What to do
Find and copy each line of the data that includes "description".

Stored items
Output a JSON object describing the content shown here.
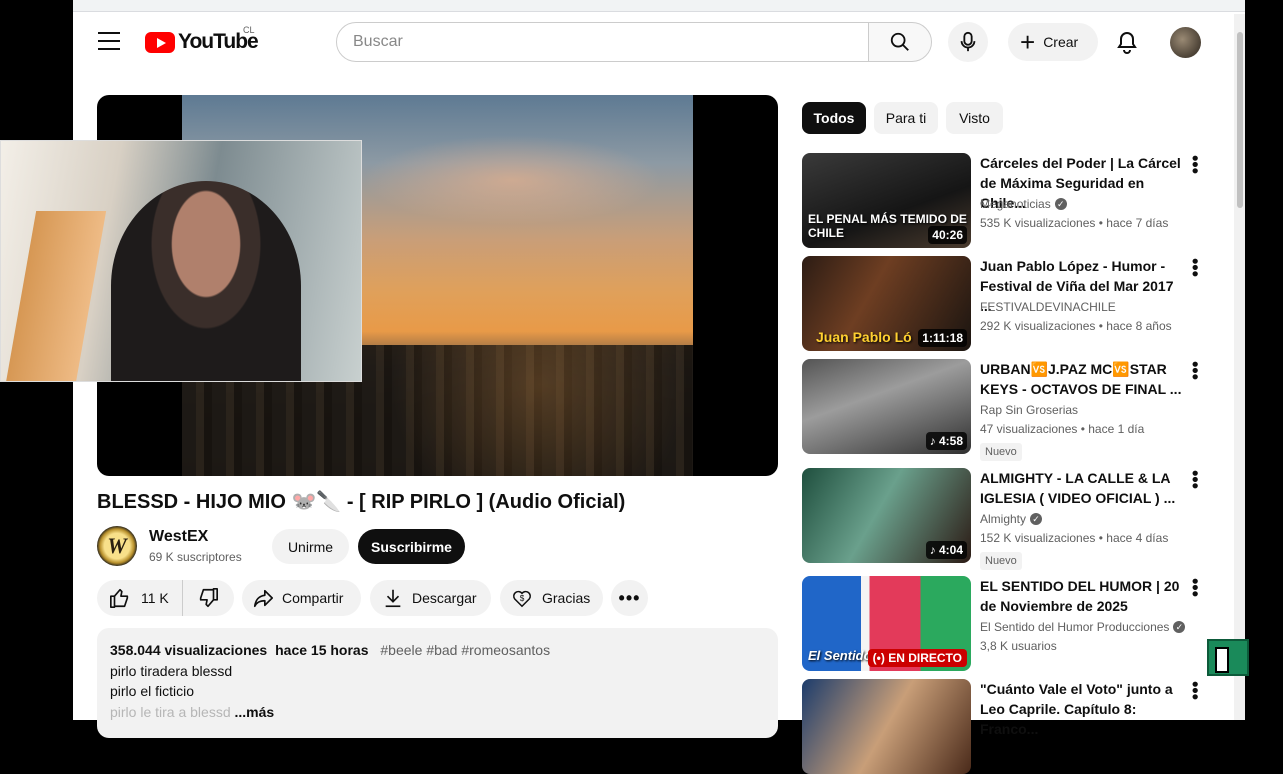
{
  "header": {
    "logo_text": "YouTube",
    "country_code": "CL",
    "search_placeholder": "Buscar",
    "create_label": "Crear"
  },
  "video": {
    "title": "BLESSD - HIJO MIO 🐭🔪 - [ RIP PIRLO ] (Audio Oficial)",
    "channel_name": "WestEX",
    "channel_initial": "W",
    "subscribers": "69 K suscriptores",
    "join_label": "Unirme",
    "subscribe_label": "Suscribirme",
    "likes": "11 K",
    "share_label": "Compartir",
    "download_label": "Descargar",
    "thanks_label": "Gracias",
    "more_label": "•••"
  },
  "description": {
    "views": "358.044 visualizaciones",
    "posted": "hace 15 horas",
    "tags": "#beele #bad #romeosantos",
    "lines": [
      "pirlo tiradera blessd",
      "pirlo el ficticio"
    ],
    "last_line": "pirlo le tira a blessd",
    "more_link": "...más"
  },
  "chips": [
    "Todos",
    "Para ti",
    "Visto"
  ],
  "recommendations": [
    {
      "title": "Cárceles del Poder | La Cárcel de Máxima Seguridad en Chile...",
      "channel": "Meganoticias",
      "verified": true,
      "stats": "535 K visualizaciones • hace 7 días",
      "duration": "40:26",
      "thumb_caption": "EL PENAL MÁS TEMIDO DE CHILE",
      "badge": ""
    },
    {
      "title": "Juan Pablo López - Humor - Festival de Viña del Mar 2017 ...",
      "channel": "FESTIVALDEVINACHILE",
      "verified": false,
      "stats": "292 K visualizaciones • hace 8 años",
      "duration": "1:11:18",
      "thumb_caption": "Juan Pablo Ló",
      "badge": ""
    },
    {
      "title": "URBAN🆚J.PAZ MC🆚STAR KEYS - OCTAVOS DE FINAL ...",
      "channel": "Rap Sin Groserias",
      "verified": false,
      "stats": "47 visualizaciones • hace 1 día",
      "duration": "♪ 4:58",
      "thumb_caption": "",
      "badge": "Nuevo"
    },
    {
      "title": "ALMIGHTY - LA CALLE & LA IGLESIA ( VIDEO OFICIAL ) ...",
      "channel": "Almighty",
      "verified": true,
      "stats": "152 K visualizaciones • hace 4 días",
      "duration": "♪ 4:04",
      "thumb_caption": "",
      "badge": "Nuevo"
    },
    {
      "title": "EL SENTIDO DEL HUMOR | 20 de Noviembre de 2025",
      "channel": "El Sentido del Humor Producciones",
      "verified": true,
      "stats": "3,8 K usuarios",
      "duration": "(•) EN DIRECTO",
      "thumb_caption": "El Sentido del HUMOR",
      "badge": ""
    },
    {
      "title": "\"Cuánto Vale el Voto\" junto a Leo Caprile. Capítulo 8: Franco...",
      "channel": "",
      "verified": false,
      "stats": "",
      "duration": "",
      "thumb_caption": "",
      "badge": ""
    }
  ],
  "icons": [
    "menu-icon",
    "search-icon",
    "mic-icon",
    "plus-icon",
    "bell-icon",
    "like-icon",
    "dislike-icon",
    "share-icon",
    "download-icon",
    "thanks-icon",
    "more-vert-icon"
  ],
  "colors": {
    "brand_red": "#ff0000",
    "subscribe_bg": "#0f0f0f",
    "chip_active": "#0f0f0f"
  }
}
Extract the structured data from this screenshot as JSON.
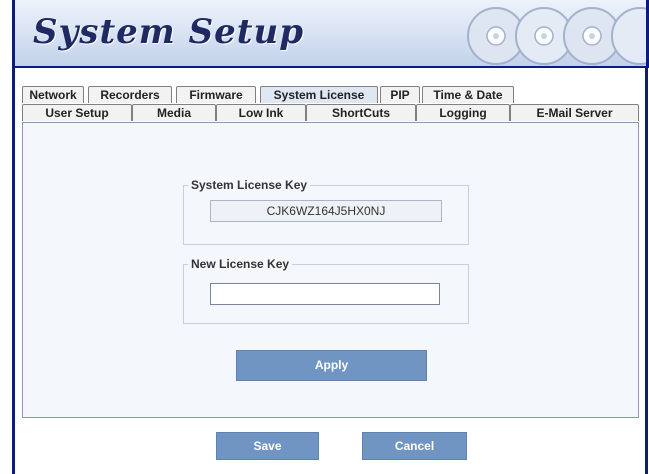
{
  "header": {
    "title": "System Setup"
  },
  "tabs_row1": [
    {
      "label": "Network",
      "selected": false
    },
    {
      "label": "Recorders",
      "selected": false
    },
    {
      "label": "Firmware",
      "selected": false
    },
    {
      "label": "System License",
      "selected": true
    },
    {
      "label": "PIP",
      "selected": false
    },
    {
      "label": "Time & Date",
      "selected": false
    }
  ],
  "tabs_row2": [
    {
      "label": "User Setup"
    },
    {
      "label": "Media"
    },
    {
      "label": "Low Ink"
    },
    {
      "label": "ShortCuts"
    },
    {
      "label": "Logging"
    },
    {
      "label": "E-Mail Server"
    }
  ],
  "license": {
    "current_legend": "System License Key",
    "current_value": "CJK6WZ164J5HX0NJ",
    "new_legend": "New License Key",
    "new_value": ""
  },
  "buttons": {
    "apply": "Apply",
    "save": "Save",
    "cancel": "Cancel"
  },
  "colors": {
    "frame": "#0b1e74",
    "button": "#7095c2",
    "panel": "#f4f7fc"
  },
  "icons": {
    "header_decoration": "cd-disc-icon"
  }
}
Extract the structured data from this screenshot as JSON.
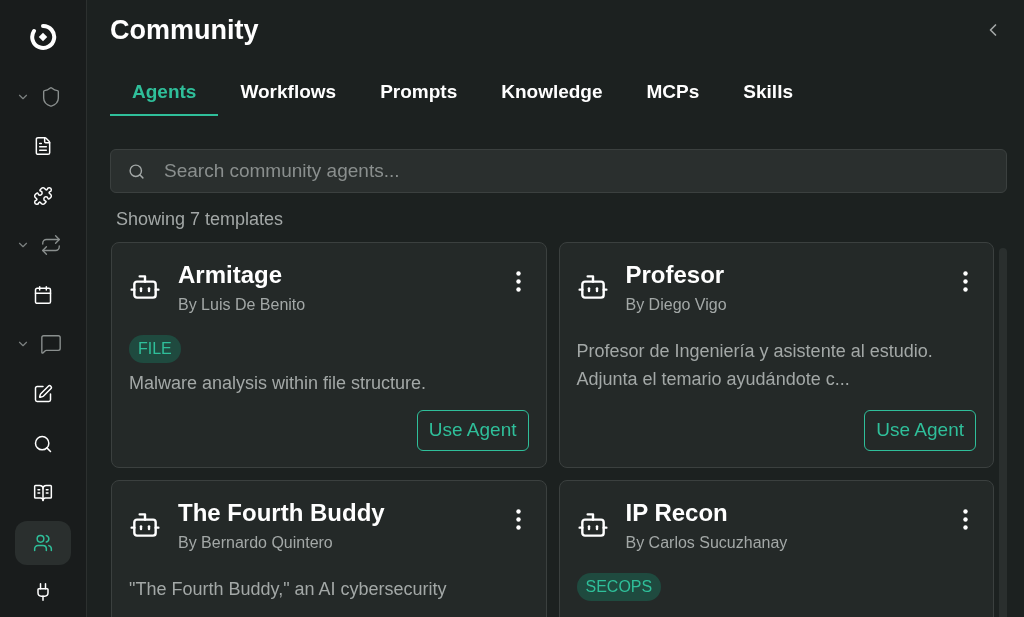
{
  "header": {
    "title": "Community"
  },
  "sidebar": {
    "items": [
      {
        "kind": "logo",
        "selected": false
      },
      {
        "kind": "group",
        "selected": false
      },
      {
        "kind": "item",
        "selected": false
      },
      {
        "kind": "item",
        "selected": false
      },
      {
        "kind": "group",
        "selected": false
      },
      {
        "kind": "item",
        "selected": false
      },
      {
        "kind": "group",
        "selected": false
      },
      {
        "kind": "item",
        "selected": false
      },
      {
        "kind": "item",
        "selected": false
      },
      {
        "kind": "item",
        "selected": false
      },
      {
        "kind": "item",
        "selected": true
      },
      {
        "kind": "item",
        "selected": false
      }
    ]
  },
  "tabs": [
    {
      "label": "Agents",
      "selected": true
    },
    {
      "label": "Workflows",
      "selected": false
    },
    {
      "label": "Prompts",
      "selected": false
    },
    {
      "label": "Knowledge",
      "selected": false
    },
    {
      "label": "MCPs",
      "selected": false
    },
    {
      "label": "Skills",
      "selected": false
    }
  ],
  "search": {
    "placeholder": "Search community agents..."
  },
  "count": "Showing 7 templates",
  "cards": [
    {
      "title": "Armitage",
      "author": "By Luis De Benito",
      "tags": [
        "FILE"
      ],
      "description": "Malware analysis within file structure.",
      "button": "Use Agent"
    },
    {
      "title": "Profesor",
      "author": "By Diego Vigo",
      "description": "Profesor de Ingeniería y asistente al estudio. Adjunta el temario ayudándote c...",
      "button": "Use Agent"
    },
    {
      "title": "The Fourth Buddy",
      "author": "By Bernardo Quintero",
      "description": "\"The Fourth Buddy,\" an AI cybersecurity"
    },
    {
      "title": "IP Recon",
      "author": "By Carlos Sucuzhanay",
      "tags": [
        "SECOPS"
      ]
    }
  ]
}
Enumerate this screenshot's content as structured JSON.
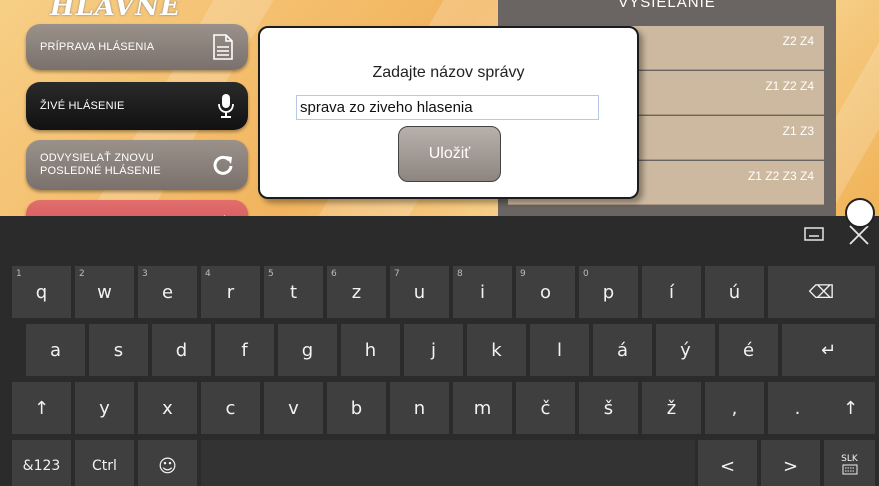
{
  "app": {
    "heading": "HLAVNÉ MENU",
    "buttons": [
      {
        "label": "PRÍPRAVA HLÁSENIA",
        "icon": "document-icon"
      },
      {
        "label": "ŽIVÉ HLÁSENIE",
        "icon": "microphone-icon"
      },
      {
        "label": "ODVYSIELAŤ ZNOVU\nPOSLEDNÉ HLÁSENIE",
        "icon": "replay-icon"
      },
      {
        "label": "",
        "icon": "speaker-icon"
      }
    ],
    "right_panel": {
      "heading": "VYSIELANIE",
      "rows": [
        "Z2 Z4",
        "Z1 Z2 Z4",
        "Z1 Z3",
        "Z1 Z2 Z3 Z4"
      ]
    }
  },
  "dialog": {
    "title": "Zadajte názov správy",
    "input_value": "sprava zo ziveho hlasenia",
    "save_label": "Uložiť"
  },
  "keyboard": {
    "layout_label": "SLK",
    "toolbar": [
      "keyboard-dock-icon",
      "close-icon"
    ],
    "rows": [
      [
        {
          "k": "q",
          "h": "1"
        },
        {
          "k": "w",
          "h": "2"
        },
        {
          "k": "e",
          "h": "3"
        },
        {
          "k": "r",
          "h": "4"
        },
        {
          "k": "t",
          "h": "5"
        },
        {
          "k": "z",
          "h": "6"
        },
        {
          "k": "u",
          "h": "7"
        },
        {
          "k": "i",
          "h": "8"
        },
        {
          "k": "o",
          "h": "9"
        },
        {
          "k": "p",
          "h": "0"
        },
        {
          "k": "í"
        },
        {
          "k": "ú"
        },
        {
          "k": "⌫",
          "name": "backspace-key"
        }
      ],
      [
        {
          "k": "a"
        },
        {
          "k": "s"
        },
        {
          "k": "d"
        },
        {
          "k": "f"
        },
        {
          "k": "g"
        },
        {
          "k": "h"
        },
        {
          "k": "j"
        },
        {
          "k": "k"
        },
        {
          "k": "l"
        },
        {
          "k": "á"
        },
        {
          "k": "ý"
        },
        {
          "k": "é"
        },
        {
          "k": "↵",
          "name": "enter-key"
        }
      ],
      [
        {
          "k": "↑",
          "name": "shift-key"
        },
        {
          "k": "y"
        },
        {
          "k": "x"
        },
        {
          "k": "c"
        },
        {
          "k": "v"
        },
        {
          "k": "b"
        },
        {
          "k": "n"
        },
        {
          "k": "m"
        },
        {
          "k": "č"
        },
        {
          "k": "š"
        },
        {
          "k": "ž"
        },
        {
          "k": ","
        },
        {
          "k": "."
        },
        {
          "k": "↑",
          "name": "shift-key-right"
        }
      ],
      [
        {
          "k": "&123",
          "name": "symbols-key"
        },
        {
          "k": "Ctrl",
          "name": "ctrl-key"
        },
        {
          "k": "☺",
          "name": "emoji-key"
        },
        {
          "k": "",
          "name": "space-key"
        },
        {
          "k": "<",
          "name": "left-arrow-key"
        },
        {
          "k": ">",
          "name": "right-arrow-key"
        },
        {
          "k": "SLK",
          "name": "language-key"
        }
      ]
    ]
  }
}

Reply
  "description": {
      "description": "Malware analysis within file structure.",
      "description": "Profesor de Ingeniería y asistente al estudio. Adjunta el temario ayudándote c...",
      "description": "\"The Fourth Buddy,\" an AI cybersecurity"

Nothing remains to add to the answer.